Plans to bring 500-pound, 20 mph, e-bikes to New York City’s streets are under fire from cyclists — who warn they are so big they will kill other riders.
The cargo quadcycles are being planned by the city’s Department of Transportation in a radical shake-up, which will supersize the dimensions allowed for delivery e-bikes on the city’s 1,525 miles of bike lanes, in a bid to cut carbon emissions.
The DOT is planning to allow commercial e-bikes to be 48 inches wide – compared to the current cap of 36 inches – and have a maximum speed of 20 mph.

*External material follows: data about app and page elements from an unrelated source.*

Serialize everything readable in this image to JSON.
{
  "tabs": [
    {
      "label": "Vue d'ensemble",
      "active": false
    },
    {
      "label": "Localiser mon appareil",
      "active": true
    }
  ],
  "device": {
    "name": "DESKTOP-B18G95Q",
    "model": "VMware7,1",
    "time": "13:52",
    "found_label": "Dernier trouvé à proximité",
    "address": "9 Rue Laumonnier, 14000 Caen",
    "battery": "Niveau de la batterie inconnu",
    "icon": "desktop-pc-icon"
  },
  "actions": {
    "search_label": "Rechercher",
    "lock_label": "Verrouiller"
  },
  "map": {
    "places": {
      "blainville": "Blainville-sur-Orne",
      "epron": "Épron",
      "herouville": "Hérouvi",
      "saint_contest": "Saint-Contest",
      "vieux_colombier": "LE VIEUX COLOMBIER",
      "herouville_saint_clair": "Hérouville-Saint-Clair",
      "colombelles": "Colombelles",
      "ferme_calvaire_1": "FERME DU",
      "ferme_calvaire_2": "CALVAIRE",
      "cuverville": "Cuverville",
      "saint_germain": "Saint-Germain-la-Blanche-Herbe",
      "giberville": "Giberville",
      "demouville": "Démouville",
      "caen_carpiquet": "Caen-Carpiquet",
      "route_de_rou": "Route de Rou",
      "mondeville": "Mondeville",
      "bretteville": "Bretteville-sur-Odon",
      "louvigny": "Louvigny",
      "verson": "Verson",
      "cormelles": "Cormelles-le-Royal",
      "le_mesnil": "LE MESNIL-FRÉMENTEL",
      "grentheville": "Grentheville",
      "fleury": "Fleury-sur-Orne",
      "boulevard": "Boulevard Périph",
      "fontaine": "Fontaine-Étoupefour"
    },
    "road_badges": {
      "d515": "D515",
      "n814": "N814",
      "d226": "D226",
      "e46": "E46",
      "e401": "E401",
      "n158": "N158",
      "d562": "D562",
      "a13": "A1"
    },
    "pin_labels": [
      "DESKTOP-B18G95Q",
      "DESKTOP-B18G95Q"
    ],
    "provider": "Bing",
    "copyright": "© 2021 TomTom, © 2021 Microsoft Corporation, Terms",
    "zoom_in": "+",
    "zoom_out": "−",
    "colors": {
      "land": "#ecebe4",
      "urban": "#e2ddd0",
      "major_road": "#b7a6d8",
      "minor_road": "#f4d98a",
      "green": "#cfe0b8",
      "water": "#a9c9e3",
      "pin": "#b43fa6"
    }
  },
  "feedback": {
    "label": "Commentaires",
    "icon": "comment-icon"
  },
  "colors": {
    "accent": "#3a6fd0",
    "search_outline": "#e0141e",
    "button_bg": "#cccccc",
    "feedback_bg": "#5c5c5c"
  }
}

Mayor Eric Adams said earlier this year that the bigger bikes “will help New Yorkers get the items they need while reducing carbon emissions and traffic congestion — and getting dangerous trucks off our streets.”
But officials were warned this week that bigger and faster machines than models currently being trialed by UPS on city streets put cyclists’ life at risk — and will take over bike lanes.
At a virtual public hearing on the proposal Wednesday, Joel Gelb told officials: “It’s the end of bike lanes. We can’t call them bike lanes anymore if it’s open to four-wheel trucks that are electric-powered and 500 pounds.
“If this proposal passes, there is no doubt this will end in dead cyclists.” His warning was first reported by W42ST.
Maureen Fitzgerald told DOT officials she thought it was “absolutely crazy” to allow wider cargo bikes into city lanes, saying she had been struck by an e-bike last year.
“The driver was so young,” Fitzgerald said. “She left me lying in the road and took off. They’re not bicycles, just because they have pedals.
“This is a situation comparable to when the city opened the floodgates to Uber, to Lyft and basically obliterated our yellow taxis.”
The new e-bikes would be as wide as many of the city’s bike lanes, which can measure as little as 4 feet across — meaning they would effectively block them.
Christine Berthet, cofounder of Clinton Hell’s Kitchen Chelsea Coalition for Pedestrian Safety, said the supersized bikes would “definitely” wreak havoc in — and out — of designated lanes citywide.
“It doesn’t seem very reasonable to allocate sidewalks and bike lanes – which are there to protect vulnerable users – to such large vehicles,” Berthet told The Post. “I hope that the DOT is going to listen and take it back and really review what to do.”
She also warned that pedestrians in the city would inevitably see the cargo bikes ridden on sidewalks.
“That seems ludicrous on a sidewalk,” Berthet said Thursday. “It’s the equivalent, you know, of putting a car on the sidewalk.
“Everyone is already very, very upset because there’s too many cyclists, electric bikes, mopeds – everything – on the sidewalk, which are scaring pedestrians. How is that going to help?”
Even backers of the plan for more e-bikes acknowledged their 20 mph top speed — which they could exceed downhill — was a concern. The citywide limit for motor traffic is 25 mph.
New York Cycle Club spokesman Neile Weissman said commercial pedal-assist cargo bikes should be capped by the city at 12 mph.
“Cyclists are very concerned about safety and use of bike paths that we’ve fought so long for,” Weissman said. “However, on a broader scale, trucks do kill cyclists, so if you can reduce truck traffic, that’s a good thing.”
If paired with infrastructure improvements like wider bike lanes and strict speed limits, Weissman said the proposed cargo bike influx could make streets safer for cyclists.
“But it’s a very qualified yes,” he said.
Backers of the plan for larger cargo bikes say they would cut the number of trucks on city streets, reducing carbon and other emissions in line with Adams’ environmental goals, and reducing congestion.
Some 27% of cycling fatalities citywide have involved a truck this year, while no cyclists have died in crashes involving cargo bicycles, DOT officials said.
Daniel Flanzig of the New York Bicycling Coalition also praised the DOT’s plan, insisting that cutting carbon emissions by replacing high-polluting trucks with cargo bikes makes the city more sustainable.
“First, you’re getting people out of cars and back onto bikes,” he said. “Obviously we’re all vying for a limited amount of space in New York City and by getting a 50-foot truck off the road making a delivery, you can add back on 10 cargo bikes.”
And Weissman “Trucks figure disproportionately in killing cyclists on the road, so anything that reduces truck traffic will save cyclists lives,” Weissman told The Post. “And it’s going to make the city more livable.”
Ironically, the proposal for a 10-foot maximum size for cargo bikes would force Amazon to take its fleet of bike trailers used extensively in Manhattan and Brooklyn off the roads because they are too long.
No timeline has been set for DOT officials to approve or alter the proposal, which included a 30-day public comment period starting on Aug. 14.
“Please note the intention here is to make our streets safer and more sustainable, when the alternative is not offering alternatives to emission releasing, multi-ton/large trucks,” DOT said in a statement.